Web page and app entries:
⁂
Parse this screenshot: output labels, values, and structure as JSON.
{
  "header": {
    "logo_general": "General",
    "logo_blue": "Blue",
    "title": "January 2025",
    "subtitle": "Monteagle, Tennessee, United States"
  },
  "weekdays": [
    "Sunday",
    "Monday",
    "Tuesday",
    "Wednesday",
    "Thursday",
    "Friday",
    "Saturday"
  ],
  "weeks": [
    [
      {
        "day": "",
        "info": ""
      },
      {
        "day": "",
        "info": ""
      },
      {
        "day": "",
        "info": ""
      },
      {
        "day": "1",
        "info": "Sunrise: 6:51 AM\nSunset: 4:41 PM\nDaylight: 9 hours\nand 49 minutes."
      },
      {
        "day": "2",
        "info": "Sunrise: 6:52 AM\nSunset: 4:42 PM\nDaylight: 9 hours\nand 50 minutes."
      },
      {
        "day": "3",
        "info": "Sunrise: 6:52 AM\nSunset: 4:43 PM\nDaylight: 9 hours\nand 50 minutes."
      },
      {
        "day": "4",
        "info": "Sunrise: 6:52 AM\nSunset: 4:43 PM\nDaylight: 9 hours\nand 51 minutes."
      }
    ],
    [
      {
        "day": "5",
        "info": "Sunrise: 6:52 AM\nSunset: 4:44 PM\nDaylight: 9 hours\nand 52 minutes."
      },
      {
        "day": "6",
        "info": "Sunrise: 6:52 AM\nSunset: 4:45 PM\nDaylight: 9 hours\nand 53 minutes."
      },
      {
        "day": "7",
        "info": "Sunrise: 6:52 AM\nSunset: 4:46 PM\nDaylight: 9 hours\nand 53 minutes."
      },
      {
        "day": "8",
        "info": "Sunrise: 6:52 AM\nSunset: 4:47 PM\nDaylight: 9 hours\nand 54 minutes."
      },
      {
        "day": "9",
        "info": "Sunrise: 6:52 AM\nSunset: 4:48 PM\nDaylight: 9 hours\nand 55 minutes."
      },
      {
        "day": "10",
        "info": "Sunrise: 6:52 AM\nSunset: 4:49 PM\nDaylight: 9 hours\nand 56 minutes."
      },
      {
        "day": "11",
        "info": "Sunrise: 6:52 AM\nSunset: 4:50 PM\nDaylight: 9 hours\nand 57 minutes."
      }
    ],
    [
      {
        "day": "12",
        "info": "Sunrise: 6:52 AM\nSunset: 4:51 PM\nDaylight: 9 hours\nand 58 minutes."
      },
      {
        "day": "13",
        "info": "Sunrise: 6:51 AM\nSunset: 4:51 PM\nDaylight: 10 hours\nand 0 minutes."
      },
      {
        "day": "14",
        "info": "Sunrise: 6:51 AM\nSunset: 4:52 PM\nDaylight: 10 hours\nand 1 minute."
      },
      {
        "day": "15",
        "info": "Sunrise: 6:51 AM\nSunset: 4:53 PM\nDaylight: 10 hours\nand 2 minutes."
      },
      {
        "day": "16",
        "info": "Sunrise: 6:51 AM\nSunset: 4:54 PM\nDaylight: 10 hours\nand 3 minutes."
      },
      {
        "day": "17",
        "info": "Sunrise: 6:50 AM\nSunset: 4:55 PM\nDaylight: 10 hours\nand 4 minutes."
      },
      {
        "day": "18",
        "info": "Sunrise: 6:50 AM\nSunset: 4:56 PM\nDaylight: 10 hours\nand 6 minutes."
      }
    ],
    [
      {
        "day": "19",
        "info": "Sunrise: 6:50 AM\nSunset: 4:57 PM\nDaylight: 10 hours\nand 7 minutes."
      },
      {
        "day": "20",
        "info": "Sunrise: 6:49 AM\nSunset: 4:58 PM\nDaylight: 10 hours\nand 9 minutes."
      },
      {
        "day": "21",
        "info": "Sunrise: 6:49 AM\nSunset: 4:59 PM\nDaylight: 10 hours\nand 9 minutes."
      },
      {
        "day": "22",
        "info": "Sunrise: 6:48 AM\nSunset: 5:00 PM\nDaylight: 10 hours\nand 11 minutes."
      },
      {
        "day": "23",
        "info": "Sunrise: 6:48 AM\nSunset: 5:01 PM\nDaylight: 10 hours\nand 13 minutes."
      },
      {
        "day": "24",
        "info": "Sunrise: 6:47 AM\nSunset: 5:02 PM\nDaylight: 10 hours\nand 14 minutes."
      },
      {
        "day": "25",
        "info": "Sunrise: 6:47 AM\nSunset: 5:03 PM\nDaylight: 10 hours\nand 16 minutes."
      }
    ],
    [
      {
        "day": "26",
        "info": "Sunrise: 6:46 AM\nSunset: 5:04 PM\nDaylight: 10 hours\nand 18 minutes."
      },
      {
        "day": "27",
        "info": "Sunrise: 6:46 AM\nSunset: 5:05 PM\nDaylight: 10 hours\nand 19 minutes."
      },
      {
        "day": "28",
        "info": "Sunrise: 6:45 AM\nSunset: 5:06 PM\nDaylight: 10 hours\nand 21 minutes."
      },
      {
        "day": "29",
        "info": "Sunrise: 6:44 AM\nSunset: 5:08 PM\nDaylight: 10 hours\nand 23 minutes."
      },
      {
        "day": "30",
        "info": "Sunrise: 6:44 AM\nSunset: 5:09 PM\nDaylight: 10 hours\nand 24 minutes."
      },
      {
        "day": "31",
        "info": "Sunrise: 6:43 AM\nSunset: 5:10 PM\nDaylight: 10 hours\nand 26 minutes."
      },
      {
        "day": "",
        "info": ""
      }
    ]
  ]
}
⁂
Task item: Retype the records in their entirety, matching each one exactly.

Solution to this task:
Parse this screenshot: output labels, values, and structure as JSON.
{
  "header": {
    "logo_general": "General",
    "logo_blue": "Blue",
    "title": "January 2025",
    "subtitle": "Monteagle, Tennessee, United States"
  },
  "weekdays": [
    "Sunday",
    "Monday",
    "Tuesday",
    "Wednesday",
    "Thursday",
    "Friday",
    "Saturday"
  ],
  "weeks": [
    [
      {
        "day": "",
        "info": ""
      },
      {
        "day": "",
        "info": ""
      },
      {
        "day": "",
        "info": ""
      },
      {
        "day": "1",
        "info": "Sunrise: 6:51 AM\nSunset: 4:41 PM\nDaylight: 9 hours\nand 49 minutes."
      },
      {
        "day": "2",
        "info": "Sunrise: 6:52 AM\nSunset: 4:42 PM\nDaylight: 9 hours\nand 50 minutes."
      },
      {
        "day": "3",
        "info": "Sunrise: 6:52 AM\nSunset: 4:43 PM\nDaylight: 9 hours\nand 50 minutes."
      },
      {
        "day": "4",
        "info": "Sunrise: 6:52 AM\nSunset: 4:43 PM\nDaylight: 9 hours\nand 51 minutes."
      }
    ],
    [
      {
        "day": "5",
        "info": "Sunrise: 6:52 AM\nSunset: 4:44 PM\nDaylight: 9 hours\nand 52 minutes."
      },
      {
        "day": "6",
        "info": "Sunrise: 6:52 AM\nSunset: 4:45 PM\nDaylight: 9 hours\nand 53 minutes."
      },
      {
        "day": "7",
        "info": "Sunrise: 6:52 AM\nSunset: 4:46 PM\nDaylight: 9 hours\nand 53 minutes."
      },
      {
        "day": "8",
        "info": "Sunrise: 6:52 AM\nSunset: 4:47 PM\nDaylight: 9 hours\nand 54 minutes."
      },
      {
        "day": "9",
        "info": "Sunrise: 6:52 AM\nSunset: 4:48 PM\nDaylight: 9 hours\nand 55 minutes."
      },
      {
        "day": "10",
        "info": "Sunrise: 6:52 AM\nSunset: 4:49 PM\nDaylight: 9 hours\nand 56 minutes."
      },
      {
        "day": "11",
        "info": "Sunrise: 6:52 AM\nSunset: 4:50 PM\nDaylight: 9 hours\nand 57 minutes."
      }
    ],
    [
      {
        "day": "12",
        "info": "Sunrise: 6:52 AM\nSunset: 4:51 PM\nDaylight: 9 hours\nand 58 minutes."
      },
      {
        "day": "13",
        "info": "Sunrise: 6:51 AM\nSunset: 4:51 PM\nDaylight: 10 hours\nand 0 minutes."
      },
      {
        "day": "14",
        "info": "Sunrise: 6:51 AM\nSunset: 4:52 PM\nDaylight: 10 hours\nand 1 minute."
      },
      {
        "day": "15",
        "info": "Sunrise: 6:51 AM\nSunset: 4:53 PM\nDaylight: 10 hours\nand 2 minutes."
      },
      {
        "day": "16",
        "info": "Sunrise: 6:51 AM\nSunset: 4:54 PM\nDaylight: 10 hours\nand 3 minutes."
      },
      {
        "day": "17",
        "info": "Sunrise: 6:50 AM\nSunset: 4:55 PM\nDaylight: 10 hours\nand 4 minutes."
      },
      {
        "day": "18",
        "info": "Sunrise: 6:50 AM\nSunset: 4:56 PM\nDaylight: 10 hours\nand 6 minutes."
      }
    ],
    [
      {
        "day": "19",
        "info": "Sunrise: 6:50 AM\nSunset: 4:57 PM\nDaylight: 10 hours\nand 7 minutes."
      },
      {
        "day": "20",
        "info": "Sunrise: 6:49 AM\nSunset: 4:58 PM\nDaylight: 10 hours\nand 9 minutes."
      },
      {
        "day": "21",
        "info": "Sunrise: 6:49 AM\nSunset: 4:59 PM\nDaylight: 10 hours\nand 9 minutes."
      },
      {
        "day": "22",
        "info": "Sunrise: 6:48 AM\nSunset: 5:00 PM\nDaylight: 10 hours\nand 11 minutes."
      },
      {
        "day": "23",
        "info": "Sunrise: 6:48 AM\nSunset: 5:01 PM\nDaylight: 10 hours\nand 13 minutes."
      },
      {
        "day": "24",
        "info": "Sunrise: 6:47 AM\nSunset: 5:02 PM\nDaylight: 10 hours\nand 14 minutes."
      },
      {
        "day": "25",
        "info": "Sunrise: 6:47 AM\nSunset: 5:03 PM\nDaylight: 10 hours\nand 16 minutes."
      }
    ],
    [
      {
        "day": "26",
        "info": "Sunrise: 6:46 AM\nSunset: 5:04 PM\nDaylight: 10 hours\nand 18 minutes."
      },
      {
        "day": "27",
        "info": "Sunrise: 6:46 AM\nSunset: 5:05 PM\nDaylight: 10 hours\nand 19 minutes."
      },
      {
        "day": "28",
        "info": "Sunrise: 6:45 AM\nSunset: 5:06 PM\nDaylight: 10 hours\nand 21 minutes."
      },
      {
        "day": "29",
        "info": "Sunrise: 6:44 AM\nSunset: 5:08 PM\nDaylight: 10 hours\nand 23 minutes."
      },
      {
        "day": "30",
        "info": "Sunrise: 6:44 AM\nSunset: 5:09 PM\nDaylight: 10 hours\nand 24 minutes."
      },
      {
        "day": "31",
        "info": "Sunrise: 6:43 AM\nSunset: 5:10 PM\nDaylight: 10 hours\nand 26 minutes."
      },
      {
        "day": "",
        "info": ""
      }
    ]
  ]
}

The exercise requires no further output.